#### [Problem to solve]
Line by line, output the data that follows exactly as written.

Web page and app entries
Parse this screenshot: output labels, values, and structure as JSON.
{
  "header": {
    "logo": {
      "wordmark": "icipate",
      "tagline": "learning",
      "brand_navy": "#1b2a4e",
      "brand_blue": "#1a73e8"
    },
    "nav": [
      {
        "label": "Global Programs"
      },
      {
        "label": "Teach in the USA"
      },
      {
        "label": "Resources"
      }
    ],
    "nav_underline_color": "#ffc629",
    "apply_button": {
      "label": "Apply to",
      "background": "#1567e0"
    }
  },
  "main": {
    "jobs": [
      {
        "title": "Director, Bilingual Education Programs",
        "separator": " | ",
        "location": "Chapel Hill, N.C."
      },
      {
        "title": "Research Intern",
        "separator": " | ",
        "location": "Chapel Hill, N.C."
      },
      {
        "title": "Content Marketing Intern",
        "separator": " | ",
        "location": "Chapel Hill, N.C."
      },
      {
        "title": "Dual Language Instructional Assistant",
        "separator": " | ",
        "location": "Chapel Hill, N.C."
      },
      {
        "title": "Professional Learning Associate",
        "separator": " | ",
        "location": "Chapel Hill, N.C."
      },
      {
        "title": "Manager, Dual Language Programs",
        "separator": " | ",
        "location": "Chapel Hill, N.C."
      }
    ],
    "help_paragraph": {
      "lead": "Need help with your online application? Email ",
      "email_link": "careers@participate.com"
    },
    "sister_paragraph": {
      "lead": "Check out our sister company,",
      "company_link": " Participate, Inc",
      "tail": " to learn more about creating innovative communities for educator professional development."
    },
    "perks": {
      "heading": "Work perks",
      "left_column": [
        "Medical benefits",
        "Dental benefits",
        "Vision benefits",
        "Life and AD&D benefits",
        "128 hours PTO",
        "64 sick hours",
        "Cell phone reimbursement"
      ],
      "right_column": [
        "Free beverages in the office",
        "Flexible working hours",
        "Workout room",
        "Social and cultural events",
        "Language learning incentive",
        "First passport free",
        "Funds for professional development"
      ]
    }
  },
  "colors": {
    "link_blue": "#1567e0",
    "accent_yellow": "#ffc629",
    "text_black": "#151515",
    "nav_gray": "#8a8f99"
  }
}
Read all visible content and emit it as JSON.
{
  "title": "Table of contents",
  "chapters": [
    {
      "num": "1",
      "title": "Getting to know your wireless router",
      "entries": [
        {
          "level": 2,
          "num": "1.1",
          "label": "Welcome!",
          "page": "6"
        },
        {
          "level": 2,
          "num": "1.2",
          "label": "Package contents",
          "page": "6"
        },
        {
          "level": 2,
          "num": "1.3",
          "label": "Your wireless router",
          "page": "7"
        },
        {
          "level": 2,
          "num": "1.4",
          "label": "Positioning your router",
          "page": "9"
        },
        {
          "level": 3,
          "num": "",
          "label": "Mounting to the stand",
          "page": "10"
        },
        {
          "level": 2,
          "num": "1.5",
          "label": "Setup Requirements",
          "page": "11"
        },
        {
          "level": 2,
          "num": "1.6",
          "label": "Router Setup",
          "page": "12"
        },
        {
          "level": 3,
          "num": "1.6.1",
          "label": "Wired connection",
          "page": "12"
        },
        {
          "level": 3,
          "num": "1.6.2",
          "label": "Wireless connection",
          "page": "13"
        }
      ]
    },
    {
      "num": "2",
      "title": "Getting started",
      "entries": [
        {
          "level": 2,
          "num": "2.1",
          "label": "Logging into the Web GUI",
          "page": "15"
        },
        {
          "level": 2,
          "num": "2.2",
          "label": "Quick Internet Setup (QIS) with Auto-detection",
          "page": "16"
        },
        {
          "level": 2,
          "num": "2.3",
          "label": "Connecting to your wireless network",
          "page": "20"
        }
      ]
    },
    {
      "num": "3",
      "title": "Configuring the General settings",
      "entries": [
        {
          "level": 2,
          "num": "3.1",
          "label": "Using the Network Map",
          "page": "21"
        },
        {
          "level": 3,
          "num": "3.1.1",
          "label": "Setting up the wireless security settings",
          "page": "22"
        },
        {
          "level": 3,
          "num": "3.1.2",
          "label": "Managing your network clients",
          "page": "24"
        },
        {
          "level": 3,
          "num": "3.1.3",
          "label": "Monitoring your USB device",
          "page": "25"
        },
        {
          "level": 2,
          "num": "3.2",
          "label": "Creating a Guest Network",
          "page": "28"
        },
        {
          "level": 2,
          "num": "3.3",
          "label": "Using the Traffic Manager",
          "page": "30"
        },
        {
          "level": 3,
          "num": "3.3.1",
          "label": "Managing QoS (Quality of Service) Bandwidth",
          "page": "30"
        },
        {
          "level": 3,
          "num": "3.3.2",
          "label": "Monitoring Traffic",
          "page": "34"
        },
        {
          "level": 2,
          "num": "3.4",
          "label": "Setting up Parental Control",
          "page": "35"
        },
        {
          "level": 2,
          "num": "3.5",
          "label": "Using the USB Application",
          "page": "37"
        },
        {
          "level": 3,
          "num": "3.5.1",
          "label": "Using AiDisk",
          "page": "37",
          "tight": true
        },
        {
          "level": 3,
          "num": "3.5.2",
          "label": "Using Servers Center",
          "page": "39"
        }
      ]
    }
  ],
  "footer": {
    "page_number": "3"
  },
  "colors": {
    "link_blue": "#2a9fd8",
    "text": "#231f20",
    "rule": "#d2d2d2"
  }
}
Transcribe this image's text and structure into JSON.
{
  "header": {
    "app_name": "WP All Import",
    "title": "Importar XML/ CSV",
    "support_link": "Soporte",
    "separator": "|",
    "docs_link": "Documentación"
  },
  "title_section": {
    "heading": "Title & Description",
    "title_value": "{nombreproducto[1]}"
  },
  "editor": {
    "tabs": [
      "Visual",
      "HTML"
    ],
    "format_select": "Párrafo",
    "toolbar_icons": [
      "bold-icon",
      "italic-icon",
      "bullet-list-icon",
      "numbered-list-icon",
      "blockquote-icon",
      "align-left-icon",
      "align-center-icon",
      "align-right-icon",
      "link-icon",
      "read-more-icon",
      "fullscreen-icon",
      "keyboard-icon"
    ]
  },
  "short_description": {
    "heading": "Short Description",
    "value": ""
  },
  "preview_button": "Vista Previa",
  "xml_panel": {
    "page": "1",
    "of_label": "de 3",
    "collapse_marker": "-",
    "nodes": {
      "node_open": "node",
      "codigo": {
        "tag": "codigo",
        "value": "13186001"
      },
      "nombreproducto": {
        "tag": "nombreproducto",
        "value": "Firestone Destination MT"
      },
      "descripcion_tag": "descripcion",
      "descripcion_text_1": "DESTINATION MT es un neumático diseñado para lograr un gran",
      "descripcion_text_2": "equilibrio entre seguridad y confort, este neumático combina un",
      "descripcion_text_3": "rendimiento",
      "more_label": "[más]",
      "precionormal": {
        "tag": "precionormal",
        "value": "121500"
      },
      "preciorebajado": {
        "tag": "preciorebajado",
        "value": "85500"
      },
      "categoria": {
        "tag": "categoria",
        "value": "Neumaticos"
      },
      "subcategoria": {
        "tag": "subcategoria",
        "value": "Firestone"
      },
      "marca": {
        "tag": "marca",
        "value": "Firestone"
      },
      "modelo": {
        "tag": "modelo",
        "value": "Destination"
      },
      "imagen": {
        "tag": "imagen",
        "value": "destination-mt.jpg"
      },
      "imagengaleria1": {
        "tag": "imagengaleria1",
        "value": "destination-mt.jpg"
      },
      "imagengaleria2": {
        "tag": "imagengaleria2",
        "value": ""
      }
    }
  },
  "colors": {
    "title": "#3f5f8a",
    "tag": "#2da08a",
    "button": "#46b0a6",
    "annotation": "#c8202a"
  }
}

#### [Task response]
Parse this screenshot: output labels, values, and structure as JSON.
{
  "header": {
    "logo": {
      "wordmark": "icipate",
      "tagline": "learning",
      "brand_navy": "#1b2a4e",
      "brand_blue": "#1a73e8"
    },
    "nav": [
      {
        "label": "Global Programs"
      },
      {
        "label": "Teach in the USA"
      },
      {
        "label": "Resources"
      }
    ],
    "nav_underline_color": "#ffc629",
    "apply_button": {
      "label": "Apply to",
      "background": "#1567e0"
    }
  },
  "main": {
    "jobs": [
      {
        "title": "Director, Bilingual Education Programs",
        "separator": " | ",
        "location": "Chapel Hill, N.C."
      },
      {
        "title": "Research Intern",
        "separator": " | ",
        "location": "Chapel Hill, N.C."
      },
      {
        "title": "Content Marketing Intern",
        "separator": " | ",
        "location": "Chapel Hill, N.C."
      },
      {
        "title": "Dual Language Instructional Assistant",
        "separator": " | ",
        "location": "Chapel Hill, N.C."
      },
      {
        "title": "Professional Learning Associate",
        "separator": " | ",
        "location": "Chapel Hill, N.C."
      },
      {
        "title": "Manager, Dual Language Programs",
        "separator": " | ",
        "location": "Chapel Hill, N.C."
      }
    ],
    "help_paragraph": {
      "lead": "Need help with your online application? Email ",
      "email_link": "careers@participate.com"
    },
    "sister_paragraph": {
      "lead": "Check out our sister company,",
      "company_link": " Participate, Inc",
      "tail": " to learn more about creating innovative communities for educator professional development."
    },
    "perks": {
      "heading": "Work perks",
      "left_column": [
        "Medical benefits",
        "Dental benefits",
        "Vision benefits",
        "Life and AD&D benefits",
        "128 hours PTO",
        "64 sick hours",
        "Cell phone reimbursement"
      ],
      "right_column": [
        "Free beverages in the office",
        "Flexible working hours",
        "Workout room",
        "Social and cultural events",
        "Language learning incentive",
        "First passport free",
        "Funds for professional development"
      ]
    }
  },
  "colors": {
    "link_blue": "#1567e0",
    "accent_yellow": "#ffc629",
    "text_black": "#151515",
    "nav_gray": "#8a8f99"
  }
}
Read all visible content and emit it as JSON.
{
  "title": "Table of contents",
  "chapters": [
    {
      "num": "1",
      "title": "Getting to know your wireless router",
      "entries": [
        {
          "level": 2,
          "num": "1.1",
          "label": "Welcome!",
          "page": "6"
        },
        {
          "level": 2,
          "num": "1.2",
          "label": "Package contents",
          "page": "6"
        },
        {
          "level": 2,
          "num": "1.3",
          "label": "Your wireless router",
          "page": "7"
        },
        {
          "level": 2,
          "num": "1.4",
          "label": "Positioning your router",
          "page": "9"
        },
        {
          "level": 3,
          "num": "",
          "label": "Mounting to the stand",
          "page": "10"
        },
        {
          "level": 2,
          "num": "1.5",
          "label": "Setup Requirements",
          "page": "11"
        },
        {
          "level": 2,
          "num": "1.6",
          "label": "Router Setup",
          "page": "12"
        },
        {
          "level": 3,
          "num": "1.6.1",
          "label": "Wired connection",
          "page": "12"
        },
        {
          "level": 3,
          "num": "1.6.2",
          "label": "Wireless connection",
          "page": "13"
        }
      ]
    },
    {
      "num": "2",
      "title": "Getting started",
      "entries": [
        {
          "level": 2,
          "num": "2.1",
          "label": "Logging into the Web GUI",
          "page": "15"
        },
        {
          "level": 2,
          "num": "2.2",
          "label": "Quick Internet Setup (QIS) with Auto-detection",
          "page": "16"
        },
        {
          "level": 2,
          "num": "2.3",
          "label": "Connecting to your wireless network",
          "page": "20"
        }
      ]
    },
    {
      "num": "3",
      "title": "Configuring the General settings",
      "entries": [
        {
          "level": 2,
          "num": "3.1",
          "label": "Using the Network Map",
          "page": "21"
        },
        {
          "level": 3,
          "num": "3.1.1",
          "label": "Setting up the wireless security settings",
          "page": "22"
        },
        {
          "level": 3,
          "num": "3.1.2",
          "label": "Managing your network clients",
          "page": "24"
        },
        {
          "level": 3,
          "num": "3.1.3",
          "label": "Monitoring your USB device",
          "page": "25"
        },
        {
          "level": 2,
          "num": "3.2",
          "label": "Creating a Guest Network",
          "page": "28"
        },
        {
          "level": 2,
          "num": "3.3",
          "label": "Using the Traffic Manager",
          "page": "30"
        },
        {
          "level": 3,
          "num": "3.3.1",
          "label": "Managing QoS (Quality of Service) Bandwidth",
          "page": "30"
        },
        {
          "level": 3,
          "num": "3.3.2",
          "label": "Monitoring Traffic",
          "page": "34"
        },
        {
          "level": 2,
          "num": "3.4",
          "label": "Setting up Parental Control",
          "page": "35"
        },
        {
          "level": 2,
          "num": "3.5",
          "label": "Using the USB Application",
          "page": "37"
        },
        {
          "level": 3,
          "num": "3.5.1",
          "label": "Using AiDisk",
          "page": "37",
          "tight": true
        },
        {
          "level": 3,
          "num": "3.5.2",
          "label": "Using Servers Center",
          "page": "39"
        }
      ]
    }
  ],
  "footer": {
    "page_number": "3"
  },
  "colors": {
    "link_blue": "#2a9fd8",
    "text": "#231f20",
    "rule": "#d2d2d2"
  }
}
Transcribe this image's text and structure into JSON.
{
  "header": {
    "app_name": "WP All Import",
    "title": "Importar XML/ CSV",
    "support_link": "Soporte",
    "separator": "|",
    "docs_link": "Documentación"
  },
  "title_section": {
    "heading": "Title & Description",
    "title_value": "{nombreproducto[1]}"
  },
  "editor": {
    "tabs": [
      "Visual",
      "HTML"
    ],
    "format_select": "Párrafo",
    "toolbar_icons": [
      "bold-icon",
      "italic-icon",
      "bullet-list-icon",
      "numbered-list-icon",
      "blockquote-icon",
      "align-left-icon",
      "align-center-icon",
      "align-right-icon",
      "link-icon",
      "read-more-icon",
      "fullscreen-icon",
      "keyboard-icon"
    ]
  },
  "short_description": {
    "heading": "Short Description",
    "value": ""
  },
  "preview_button": "Vista Previa",
  "xml_panel": {
    "page": "1",
    "of_label": "de 3",
    "collapse_marker": "-",
    "nodes": {
      "node_open": "node",
      "codigo": {
        "tag": "codigo",
        "value": "13186001"
      },
      "nombreproducto": {
        "tag": "nombreproducto",
        "value": "Firestone Destination MT"
      },
      "descripcion_tag": "descripcion",
      "descripcion_text_1": "DESTINATION MT es un neumático diseñado para lograr un gran",
      "descripcion_text_2": "equilibrio entre seguridad y confort, este neumático combina un",
      "descripcion_text_3": "rendimiento",
      "more_label": "[más]",
      "precionormal": {
        "tag": "precionormal",
        "value": "121500"
      },
      "preciorebajado": {
        "tag": "preciorebajado",
        "value": "85500"
      },
      "categoria": {
        "tag": "categoria",
        "value": "Neumaticos"
      },
      "subcategoria": {
        "tag": "subcategoria",
        "value": "Firestone"
      },
      "marca": {
        "tag": "marca",
        "value": "Firestone"
      },
      "modelo": {
        "tag": "modelo",
        "value": "Destination"
      },
      "imagen": {
        "tag": "imagen",
        "value": "destination-mt.jpg"
      },
      "imagengaleria1": {
        "tag": "imagengaleria1",
        "value": "destination-mt.jpg"
      },
      "imagengaleria2": {
        "tag": "imagengaleria2",
        "value": ""
      }
    }
  },
  "colors": {
    "title": "#3f5f8a",
    "tag": "#2da08a",
    "button": "#46b0a6",
    "annotation": "#c8202a"
  }
}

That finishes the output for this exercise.